3. Lights outNothing is worse than trying to unwind with bulbs blazing overhead, so work on creating some ambient lighting in your bedroom. You can do this by choosing warm, low-wattage bulbs or outfitting lighting with a dimmer switch so you can set the stage for sleep. Then tackle the light pollution that's seeping in through windows from street lamps and sunshine by hanging a set of heavy curtains or blackout shades. Remember to turn off distracting hall lights and move your digital alarm clock to face away from the bed.

4. Sound offNoise distractions big and small can keep even the most exhausted among us from our much-needed sleep, so for starters, a set of heavy curtains may help eliminate sounds from traffic and other outdoor distractions.
You can move a ticking alarm clock away from the bedside table and keep your bedroom door closed to muffle activity from the rest of the household. Also, consider investing in a white-noise maker, which can be particularly effective when dealing with a snoring partner or for shift-workers who sleep during the day.
5. Get comfyStudies say on average we will spend one third of our lives sleeping, so it makes sense to create a space that is as welcoming and as personalized as possible. You can start by choosing
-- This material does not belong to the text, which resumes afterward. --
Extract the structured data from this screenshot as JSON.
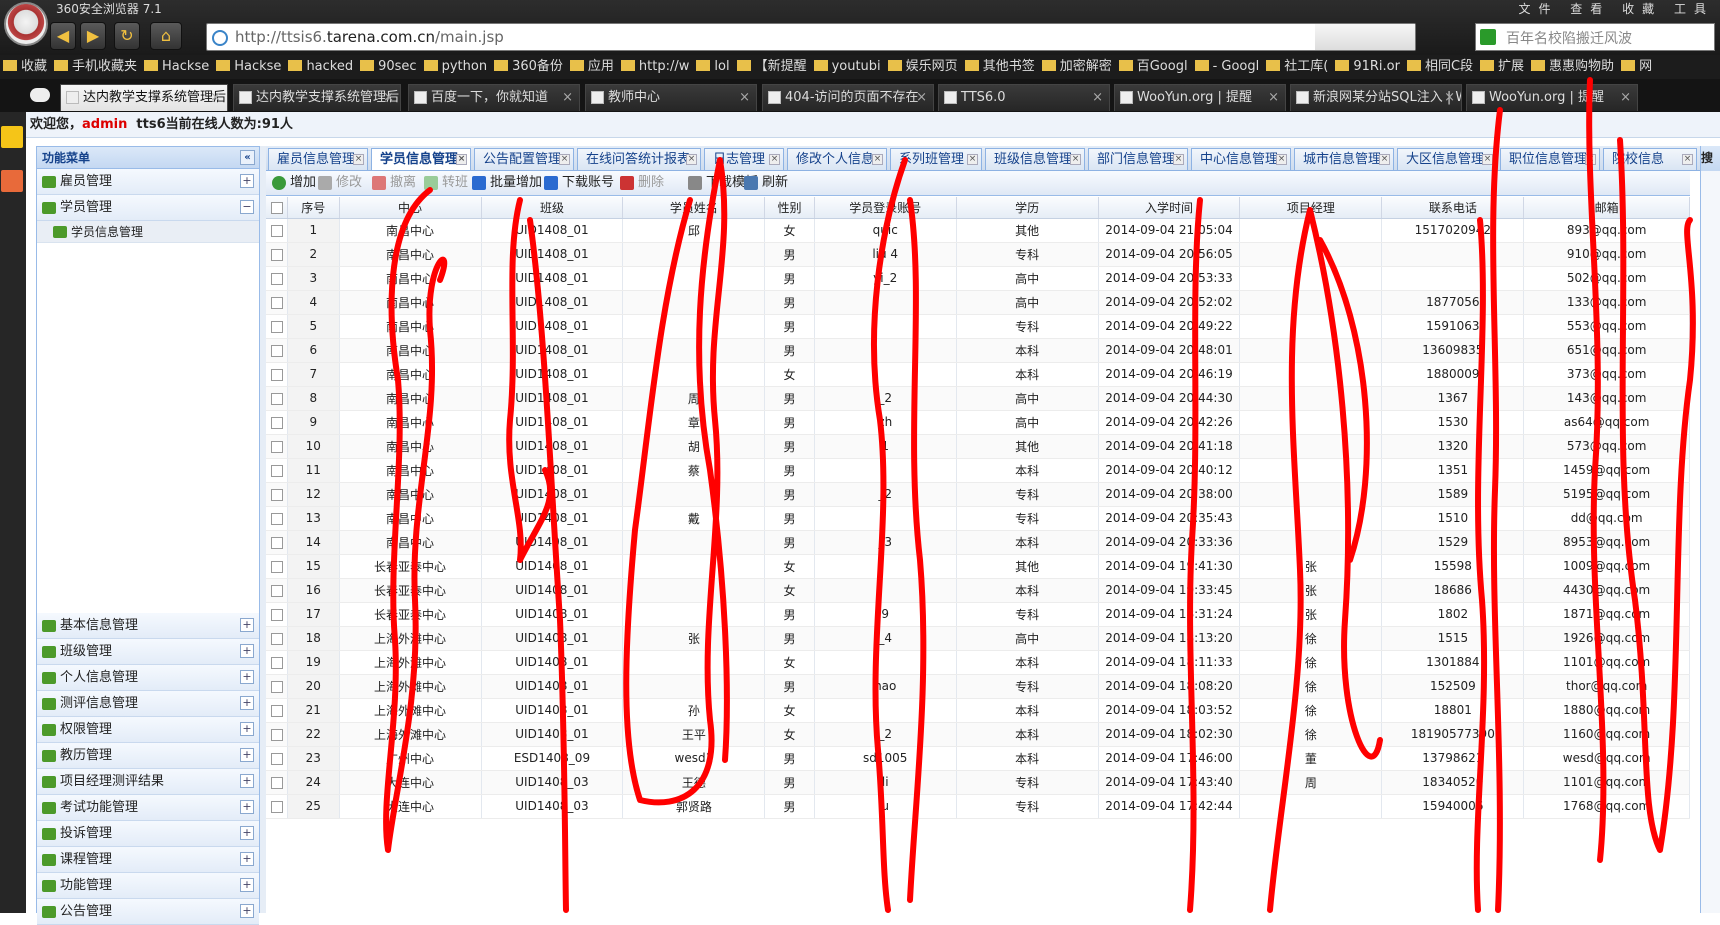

a comfortable and supportive mattress and pillows, and bedding that has a pleasant texture and is seasonally appropriate. To create a calm atmosphere, consider painting your walls soothing colours such as soft blues, tans, yellows or greens, and introduce some sleep-friendly scents like jasmine and vanilla with linen sprays, sachets and scented candles. Also, be sure to keep your room at a cool but pleasant temperature that remains constant throughout the night